Excerpts from an interface dataset
......
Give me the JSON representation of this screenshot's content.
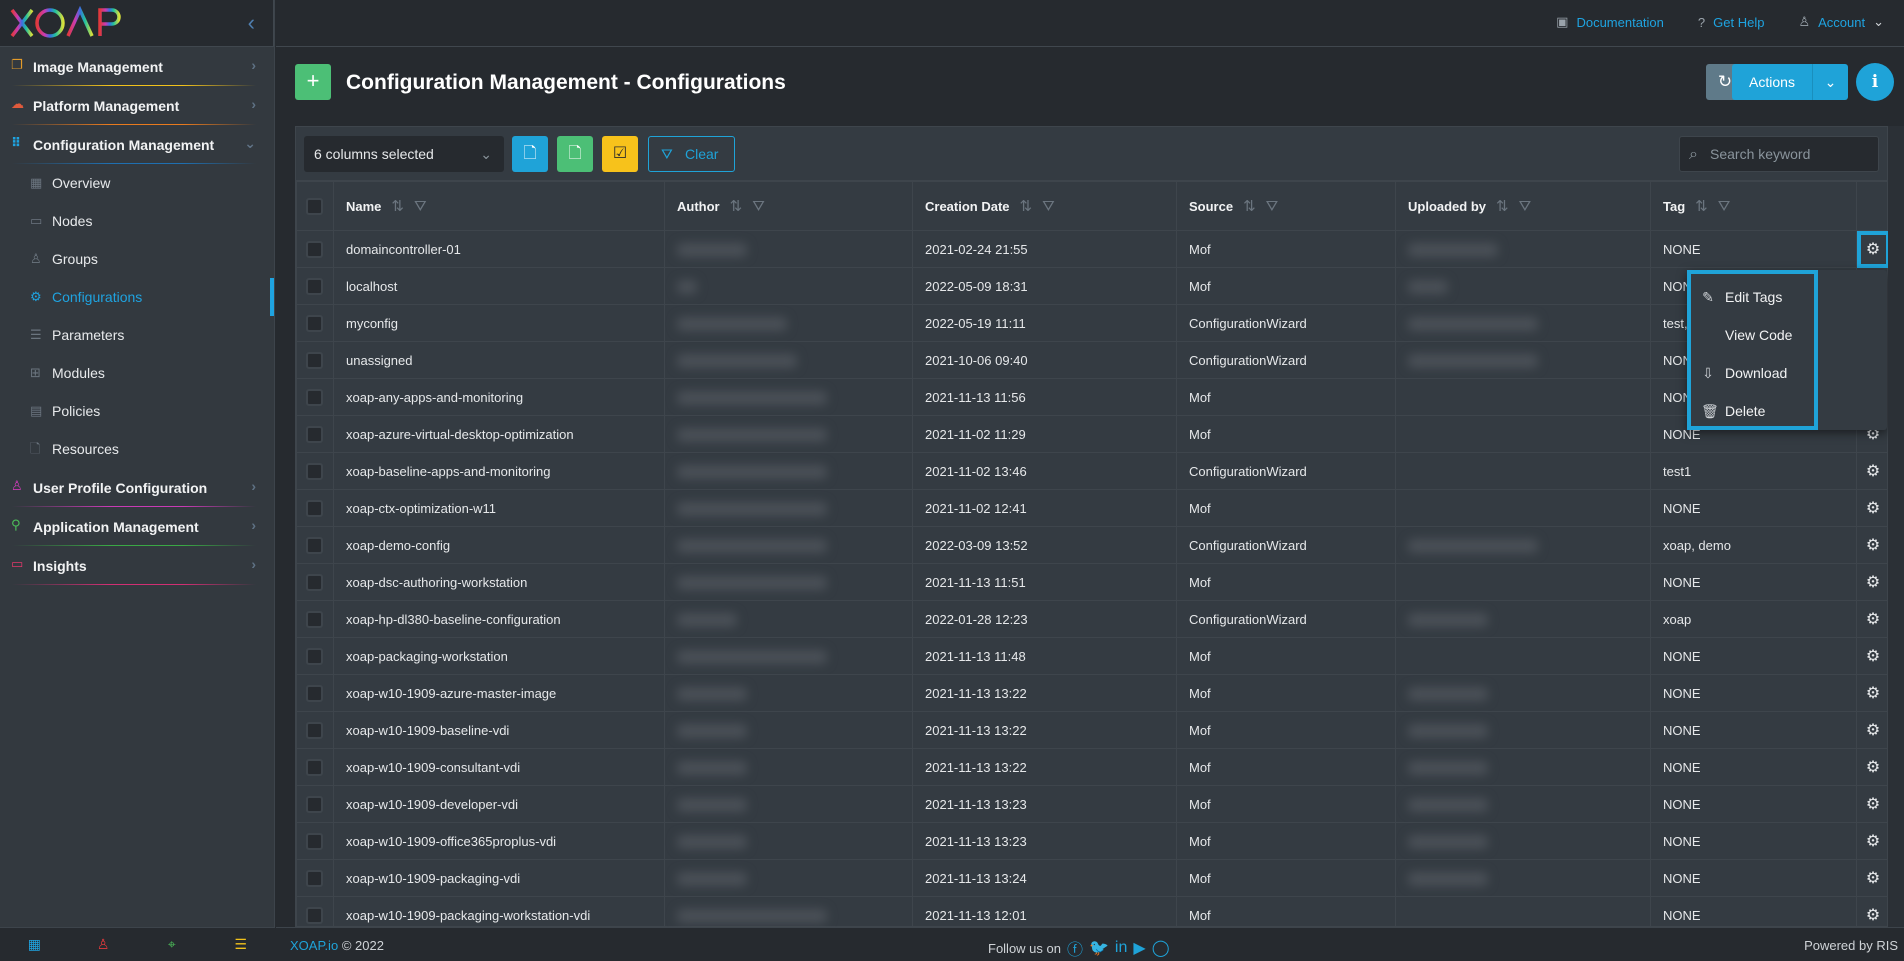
{
  "app": {
    "logo_text": "XOAP"
  },
  "sidebar": {
    "groups": [
      {
        "label": "Image Management",
        "icon": "copy-icon",
        "color": "#e39b2a",
        "underline": "#f2c21b"
      },
      {
        "label": "Platform Management",
        "icon": "cloud-icon",
        "color": "#e05a3c",
        "underline": "#e87a1e"
      },
      {
        "label": "Configuration Management",
        "icon": "grid-icon",
        "color": "#1fa3e0",
        "underline": "#1f6fb0",
        "expanded": true,
        "items": [
          {
            "label": "Overview",
            "icon": "layout-icon"
          },
          {
            "label": "Nodes",
            "icon": "laptop-icon"
          },
          {
            "label": "Groups",
            "icon": "users-icon"
          },
          {
            "label": "Configurations",
            "icon": "gear-icon",
            "active": true
          },
          {
            "label": "Parameters",
            "icon": "list-icon"
          },
          {
            "label": "Modules",
            "icon": "modules-icon"
          },
          {
            "label": "Policies",
            "icon": "policy-icon"
          },
          {
            "label": "Resources",
            "icon": "file-icon"
          }
        ]
      },
      {
        "label": "User Profile Configuration",
        "icon": "user-icon",
        "color": "#c93bb5",
        "underline": "#c93bb5"
      },
      {
        "label": "Application Management",
        "icon": "sitemap-icon",
        "color": "#4cbf5a",
        "underline": "#3aa845"
      },
      {
        "label": "Insights",
        "icon": "monitor-icon",
        "color": "#e0396a",
        "underline": "#d12f73"
      }
    ],
    "footer_icons": [
      {
        "name": "dashboard-icon",
        "color": "#1fa3e0"
      },
      {
        "name": "users-icon",
        "color": "#e0393c"
      },
      {
        "name": "location-icon",
        "color": "#4cbf5a"
      },
      {
        "name": "list-icon",
        "color": "#f2c21b"
      }
    ]
  },
  "topbar": {
    "documentation": "Documentation",
    "help": "Get Help",
    "account": "Account"
  },
  "page": {
    "title": "Configuration Management - Configurations",
    "add_label": "+",
    "actions_label": "Actions"
  },
  "toolbar": {
    "columns_selected": "6 columns selected",
    "clear_label": "Clear",
    "search_placeholder": "Search keyword"
  },
  "table": {
    "columns": [
      "Name",
      "Author",
      "Creation Date",
      "Source",
      "Uploaded by",
      "Tag"
    ],
    "rows": [
      {
        "name": "domaincontroller-01",
        "date": "2021-02-24 21:55",
        "source": "Mof",
        "tag": "NONE"
      },
      {
        "name": "localhost",
        "date": "2022-05-09 18:31",
        "source": "Mof",
        "tag": "NONE"
      },
      {
        "name": "myconfig",
        "date": "2022-05-19 11:11",
        "source": "ConfigurationWizard",
        "tag": "test,"
      },
      {
        "name": "unassigned",
        "date": "2021-10-06 09:40",
        "source": "ConfigurationWizard",
        "tag": "NONE"
      },
      {
        "name": "xoap-any-apps-and-monitoring",
        "date": "2021-11-13 11:56",
        "source": "Mof",
        "tag": "NONE"
      },
      {
        "name": "xoap-azure-virtual-desktop-optimization",
        "date": "2021-11-02 11:29",
        "source": "Mof",
        "tag": "NONE"
      },
      {
        "name": "xoap-baseline-apps-and-monitoring",
        "date": "2021-11-02 13:46",
        "source": "ConfigurationWizard",
        "tag": "test1"
      },
      {
        "name": "xoap-ctx-optimization-w11",
        "date": "2021-11-02 12:41",
        "source": "Mof",
        "tag": "NONE"
      },
      {
        "name": "xoap-demo-config",
        "date": "2022-03-09 13:52",
        "source": "ConfigurationWizard",
        "tag": "xoap, demo"
      },
      {
        "name": "xoap-dsc-authoring-workstation",
        "date": "2021-11-13 11:51",
        "source": "Mof",
        "tag": "NONE"
      },
      {
        "name": "xoap-hp-dl380-baseline-configuration",
        "date": "2022-01-28 12:23",
        "source": "ConfigurationWizard",
        "tag": "xoap"
      },
      {
        "name": "xoap-packaging-workstation",
        "date": "2021-11-13 11:48",
        "source": "Mof",
        "tag": "NONE"
      },
      {
        "name": "xoap-w10-1909-azure-master-image",
        "date": "2021-11-13 13:22",
        "source": "Mof",
        "tag": "NONE"
      },
      {
        "name": "xoap-w10-1909-baseline-vdi",
        "date": "2021-11-13 13:22",
        "source": "Mof",
        "tag": "NONE"
      },
      {
        "name": "xoap-w10-1909-consultant-vdi",
        "date": "2021-11-13 13:22",
        "source": "Mof",
        "tag": "NONE"
      },
      {
        "name": "xoap-w10-1909-developer-vdi",
        "date": "2021-11-13 13:23",
        "source": "Mof",
        "tag": "NONE"
      },
      {
        "name": "xoap-w10-1909-office365proplus-vdi",
        "date": "2021-11-13 13:23",
        "source": "Mof",
        "tag": "NONE"
      },
      {
        "name": "xoap-w10-1909-packaging-vdi",
        "date": "2021-11-13 13:24",
        "source": "Mof",
        "tag": "NONE"
      },
      {
        "name": "xoap-w10-1909-packaging-workstation-vdi",
        "date": "2021-11-13 12:01",
        "source": "Mof",
        "tag": "NONE"
      }
    ]
  },
  "row_menu": {
    "items": [
      {
        "label": "Edit Tags",
        "icon": "pencil-icon"
      },
      {
        "label": "View Code",
        "icon": "code-icon"
      },
      {
        "label": "Download",
        "icon": "cloud-download-icon"
      },
      {
        "label": "Delete",
        "icon": "trash-icon"
      }
    ]
  },
  "footer": {
    "brand": "XOAP.io",
    "copyright": "© 2022",
    "follow": "Follow us on",
    "powered": "Powered by RIS"
  },
  "colors": {
    "accent": "#1fa3d8",
    "success": "#4cbf76",
    "warning": "#f7c21b"
  }
}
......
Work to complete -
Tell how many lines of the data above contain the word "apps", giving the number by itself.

Solution -
2